8/30/2010 9:00:00 AM
Apologies to my readers as I’ve been an absent blogger for the last couple of weeks with other work priorities. But it’s exciting that I’ve only been absent a couple of weeks and there is so much to update on regarding entrepreneurship and innovation data! So, I hope to catch up on postings in the coming week.
One of the biggest data releases of the year is a new series from the Bureau of Labor Statistics
. This is an extension of their population Business Employment Dynamics but one that adds more detail on two important measures – business age and survival – into their publically available series. Dive into the data
or read their overview of the release
I plan to spend more time with this data in the next few weeks as it fits nicely into a paper I am writing. For the time being, I looked at the data mostly to see if there was anything that looked really off or significantly different from a similar data release from the Census Bureau
and I am pleased to not have many problems to report. Perhaps the table that I found of most interest employment in surviving establishments. BLS has done an outstanding job of presenting the data in a logical manner so that each cohort of establishments can be followed over time without difficulty. So with this perspective
, it becomes easy to see that on average after more than 15 years, only about a quarter of establishments are surviving but that these establishments have grown in employment over time from an average of 7 to about 17 employees.
The BLS release of this data continues a trend at U.S. statistical agencies to add age as a component of ongoing business measurement and public release. It's a very exciting trend to see continuing and should bring more research in this area. Also of note in the last few weeks on this topic is the publication of a "Who Creates Jobs? Small v.s Large vs. Young"
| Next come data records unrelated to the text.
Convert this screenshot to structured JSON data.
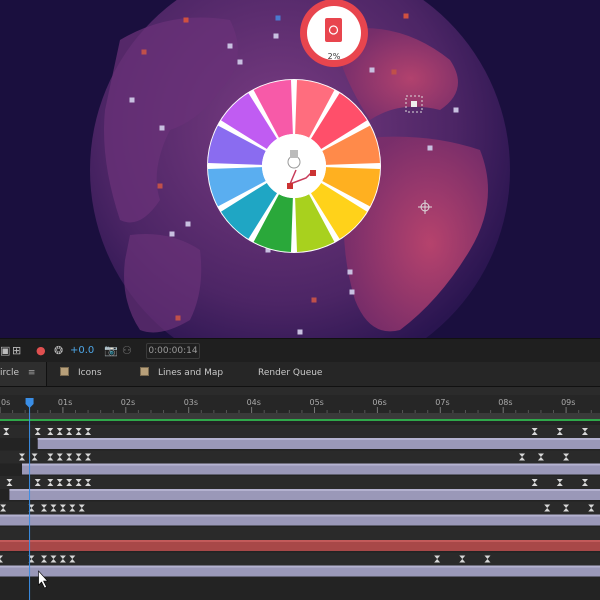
{
  "composition": {
    "badge_percent": "2%",
    "donut_colors": [
      "#ff6d7e",
      "#ff4f6a",
      "#ff8a4a",
      "#ffb020",
      "#ffd21a",
      "#a8d11e",
      "#2aa83a",
      "#1fa6c4",
      "#5aaef0",
      "#8a6cf0",
      "#c05cf2",
      "#f75aa8"
    ],
    "background_color": "#1a0f3e",
    "globe_color": "#5a2a6a",
    "badge_color": "#e8454e"
  },
  "toolbar": {
    "exposure_value": "+0.0",
    "timecode": "0:00:00:14"
  },
  "tabs": [
    {
      "label": "ircle",
      "active": true,
      "menu_icon": "≡"
    },
    {
      "label": "Icons",
      "active": false
    },
    {
      "label": "Lines and Map",
      "active": false
    },
    {
      "label": "Render Queue",
      "active": false
    }
  ],
  "timeline": {
    "ruler_labels": [
      "0s",
      "01s",
      "02s",
      "03s",
      "04s",
      "05s",
      "06s",
      "07s",
      "08s",
      "09s"
    ],
    "playhead_seconds": 0.47,
    "layers": [
      {
        "bar": "lavender",
        "start": 0.6,
        "keyframes": [
          0.1,
          0.6,
          0.8,
          0.95,
          1.1,
          1.25,
          1.4,
          8.5,
          8.9,
          9.3
        ]
      },
      {
        "bar": "lavender",
        "start": 0.35,
        "keyframes": [
          0.35,
          0.55,
          0.8,
          0.95,
          1.1,
          1.25,
          1.4,
          8.3,
          8.6,
          9.0
        ]
      },
      {
        "bar": "lavender",
        "start": 0.15,
        "keyframes": [
          0.15,
          0.6,
          0.8,
          0.95,
          1.1,
          1.25,
          1.4,
          8.5,
          8.9,
          9.3
        ]
      },
      {
        "bar": "lavender",
        "start": 0.0,
        "keyframes": [
          0.05,
          0.5,
          0.7,
          0.85,
          1.0,
          1.15,
          1.3,
          8.7,
          9.0,
          9.4
        ]
      },
      {
        "bar": "red",
        "start": 0.0,
        "keyframes": []
      },
      {
        "bar": "lavender",
        "start": 0.0,
        "keyframes": [
          0.0,
          0.5,
          0.7,
          0.85,
          1.0,
          1.15,
          6.95,
          7.35,
          7.75
        ]
      }
    ]
  }
}
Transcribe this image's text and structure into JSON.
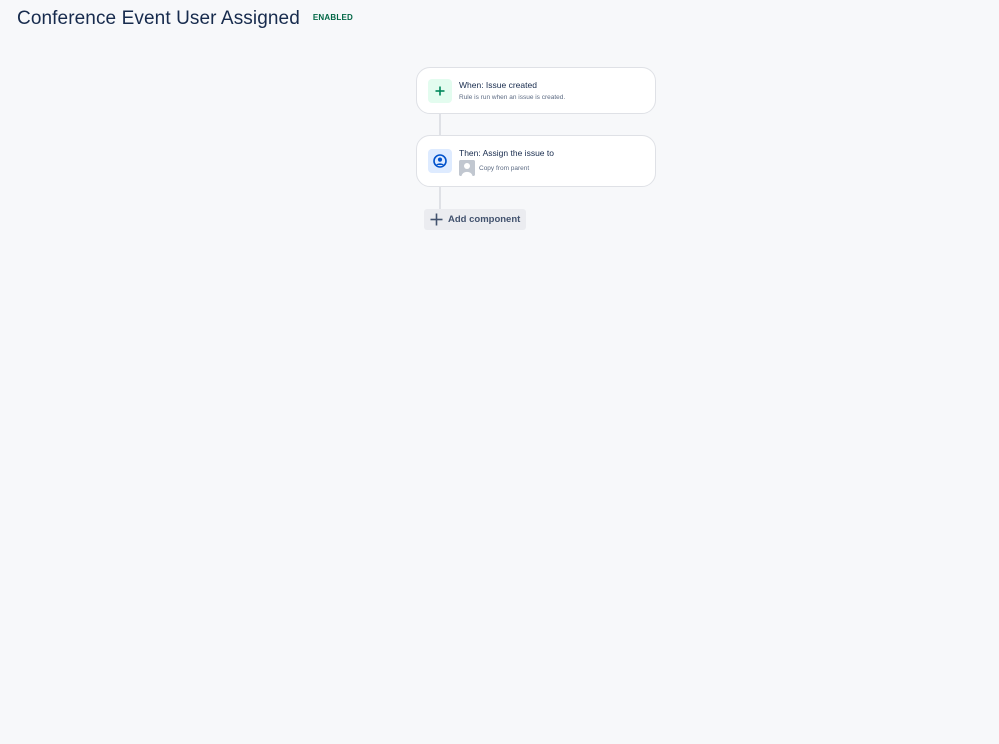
{
  "rule": {
    "title": "Conference Event User Assigned",
    "status": "ENABLED",
    "status_color": "#006644"
  },
  "components": [
    {
      "kind": "trigger",
      "icon": "plus-icon",
      "icon_color": "#00875a",
      "title": "When: Issue created",
      "subtitle": "Rule is run when an issue is created."
    },
    {
      "kind": "action",
      "icon": "user-circle-icon",
      "icon_color": "#0052cc",
      "title": "Then: Assign the issue to",
      "assignee_label": "Copy from parent"
    }
  ],
  "add_component": {
    "label": "Add component",
    "icon": "plus-icon"
  }
}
by Haltiwanger, Jarmin, and Miranda. This is a good overview of why looking at business age as a component of analysis in government data is an important issue when studying job creation.
I should note that this is establishment data – not firm level data – so it doesn’t match perfectly with Census in that regard and will include both new companies and new locations of existing companies.